While conducting a raid in Gaza, one Israeli soldier was killed and three others injured by an anti-tank missile, the Israeli military said. The troops were operating “to dismantle terror infrastructure, clear the area of terrorists and weapons and locate missing persons and bodies,” the military said.
Rear Adm. Daniel Hagari, an Israeli military spokesman, said that Israel had stepped up its attacks in Gaza, targeting senior Hamas figures and others who took part in the Oct. 7 assault. He called on civilians still in northern Gaza to move south, saying, “Hamas is using you as a human shield.”
The Israeli military also dropped Arabic-language leaflets over parts of northern Gaza on Saturday, warning that anyone who did not move south “may be considered as a partner in a terrorist organization.”
Francesca Albanese, the United Nations special rapporteur on the Occupied Palestinian Territories, called that message a threat to collectively punish Palestinian civilians who were unwilling or unable to move south. She said it could possibly amount to ethnic cleansing.
In response to questions from The New York Times, the Israeli military said in a statement that it “treats civilians as such, and does not target them.” A spokesman for Israel’s Foreign Ministry said there was no basis for the suggestion that its evacuation warnings could amount to ethnic cleansing.
Despite Israel’s warnings to leave, many civilians in northern Gaza said that doing so was impossible because of the cost, and that moving south was no guarantee of safety.
Amani Abu Odeh, who lives in the town of Jabalia in Gaza’s north, said that the risk of Israeli airstrikes on the road meant that drivers were now charging $200 to $300 to take a family south. Before the war, the same trip cost about $3 a person, she said.
“We can’t even afford to eat,” Ms. Abu Odeh said. “We don’t have the money to leave.” Instead, she and other members of her extended family have hunkered down together in one home.
Yasser Shaban, 57, a civil servant in Gaza City, said he was not moving south “mainly because I know no one there; where am I to go?”
“We will end up in the streets,” Mr. Shaban said.
He said his cousin had moved south with members of his family after airstrikes on Gaza City.
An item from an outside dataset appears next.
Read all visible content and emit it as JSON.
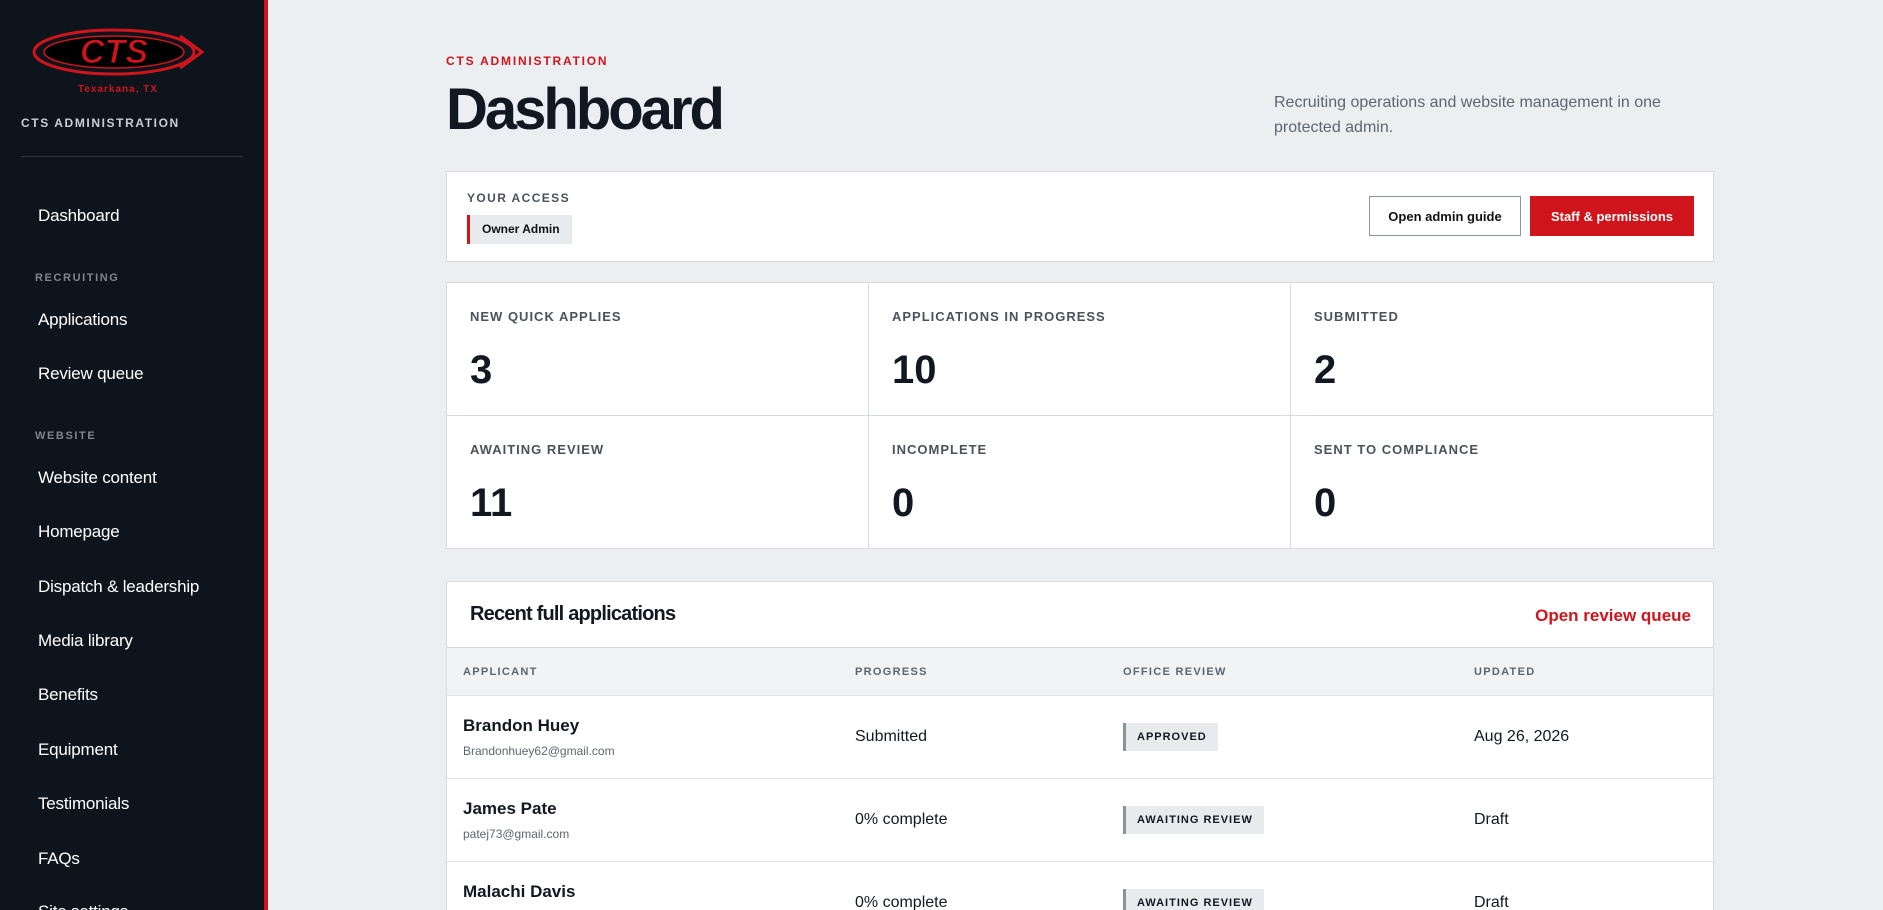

But a week ago, he said, an Israeli airstrike hit the building where they were sheltering in the southern city of Khan Younis, killing the cousin’s wife and two daughters.
“I heard of the new leaflets saying they will consider us members of Hamas if we don’t evacuate,” Mr. Shaban said. “But I simply can’t go south.”
Aid groups have warned that Gaza’s residents are facing severe shortages of food, fuel and water.
On Sunday, Wael Abu Omar, a spokesman for the border crossing at Rafah, confirmed that an additional 14 trucks carrying basic necessities had crossed from Egypt into Gaza, a day after 20 aid trucks were allowed into the enclave.
Martin Griffiths, the U.N.’s emergency relief coordinator, called the latest shipment “another small glimmer of hope for the millions of people in dire need of humanitarian aid.”
“But they need more, much more,” he said in a statement.
As negotiations over further aid continued, the United States secretary of defense, Lloyd J. Austin III, said that an Israeli invasion of Gaza would be comparable to the grinding urban battle that Iraqi soldiers, backed by the American military, waged in 2017 to retake the Iraqi city of Mosul from the Islamic State.
“This may be a bit more difficult because of the underground network of tunnels that Hamas has constructed over time, and the fact that they’ve had a long time to prepare for a fight,” Mr. Austin said on “This Week” on ABC.
Isabel Kershner and Raja Abdulrahim reported from Jerusalem, Euan Ward from Beirut, Lebanon, and Michael Levenson from New York. Reporting was contributed by Abu Bakr Bashir, Ameera Harouda, Michael D. Shear, Matthew Rosenberg, Yousef Masoud, Vivian Yee, Aaron Boxerman and Edward Wong.